**Prompt**
Which lines in the data below contain the string "icon"? Show each one.

**Data provided**
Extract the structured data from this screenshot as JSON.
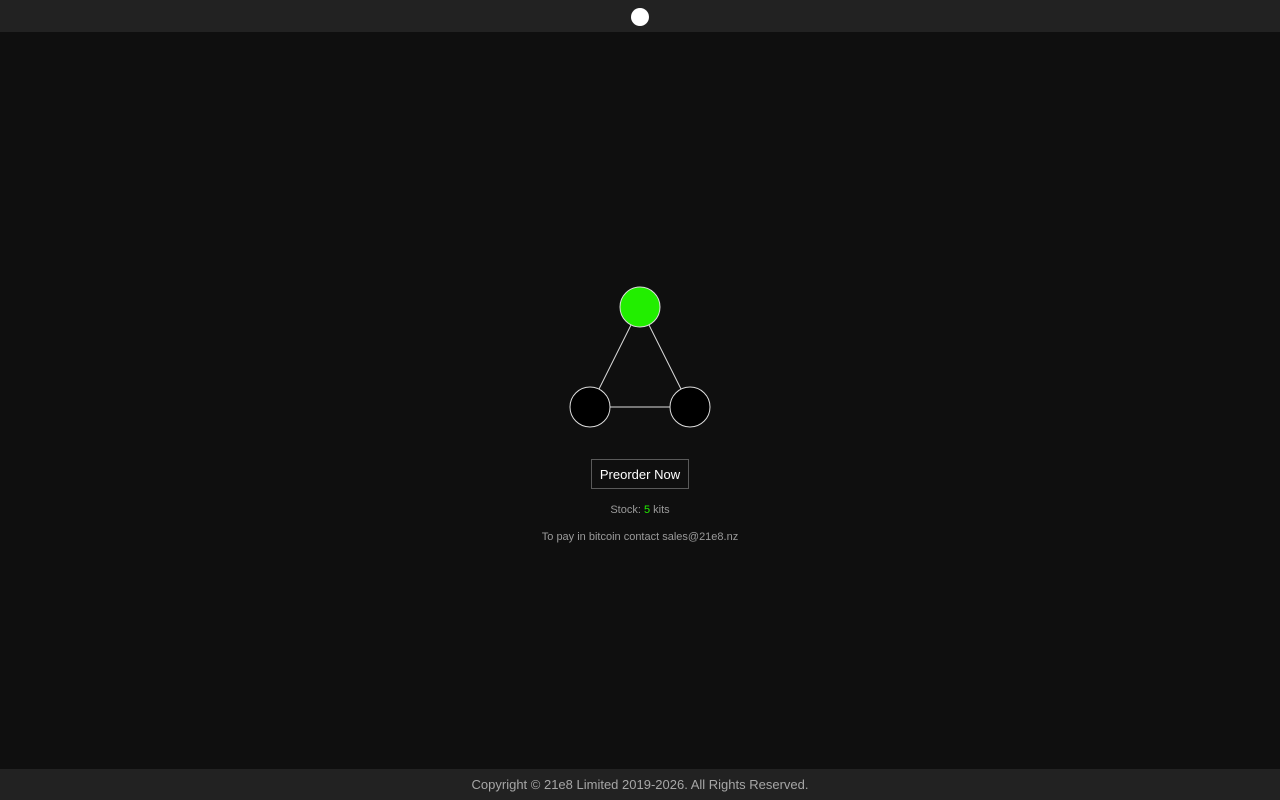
{
  "header": {
    "logo_icon": "white-dot-icon"
  },
  "main": {
    "logo": {
      "icon": "three-node-network-icon",
      "top_node_color": "#22ee00",
      "bottom_node_color": "#000000",
      "stroke_color": "#dddddd"
    },
    "preorder_label": "Preorder Now",
    "stock": {
      "prefix": "Stock: ",
      "count": "5",
      "suffix": " kits"
    },
    "bitcoin_text": "To pay in bitcoin contact sales@21e8.nz"
  },
  "footer": {
    "copyright": "Copyright © 21e8 Limited 2019-2026. All Rights Reserved."
  },
  "colors": {
    "accent": "#22ee00",
    "background": "#0f0f0f",
    "bar": "#222222"
  }
}
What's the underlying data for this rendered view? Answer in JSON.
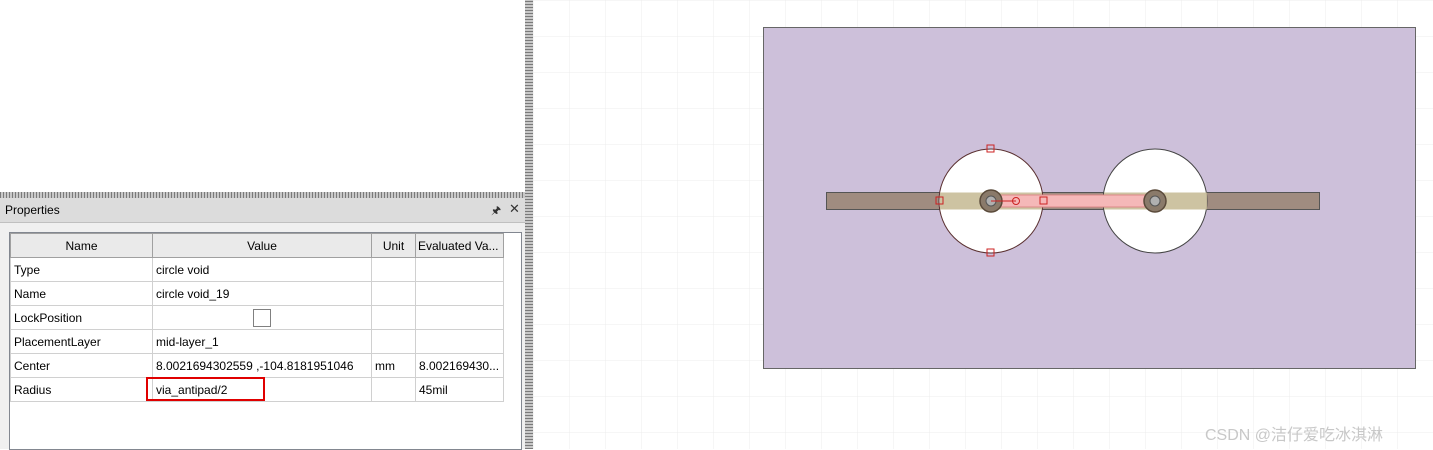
{
  "properties_panel": {
    "title": "Properties",
    "pin_icon": "pin-icon",
    "close_icon": "close-icon",
    "columns": [
      "Name",
      "Value",
      "Unit",
      "Evaluated Va..."
    ],
    "rows": [
      {
        "name": "Type",
        "value": "circle void",
        "unit": "",
        "evaluated": ""
      },
      {
        "name": "Name",
        "value": "circle void_19",
        "unit": "",
        "evaluated": ""
      },
      {
        "name": "LockPosition",
        "value": "",
        "unit": "",
        "evaluated": "",
        "checkbox": false
      },
      {
        "name": "PlacementLayer",
        "value": "mid-layer_1",
        "unit": "",
        "evaluated": ""
      },
      {
        "name": "Center",
        "value": "8.0021694302559 ,-104.8181951046",
        "unit": "mm",
        "evaluated": "8.002169430..."
      },
      {
        "name": "Radius",
        "value": "via_antipad/2",
        "unit": "",
        "evaluated": "45mil"
      }
    ],
    "highlighted_row": "Radius"
  },
  "canvas": {
    "board_color": "#cdc0da",
    "trace_color": "#a08c80",
    "highlight_color": "#f5b8b8",
    "selection_color": "#cc2222"
  },
  "watermark": "CSDN @洁仔爱吃冰淇淋"
}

**Answer space**
    "logo_icon": "white-dot-icon"
      "icon": "three-node-network-icon",
    "pin_icon": "pin-icon",
    "close_icon": "close-icon",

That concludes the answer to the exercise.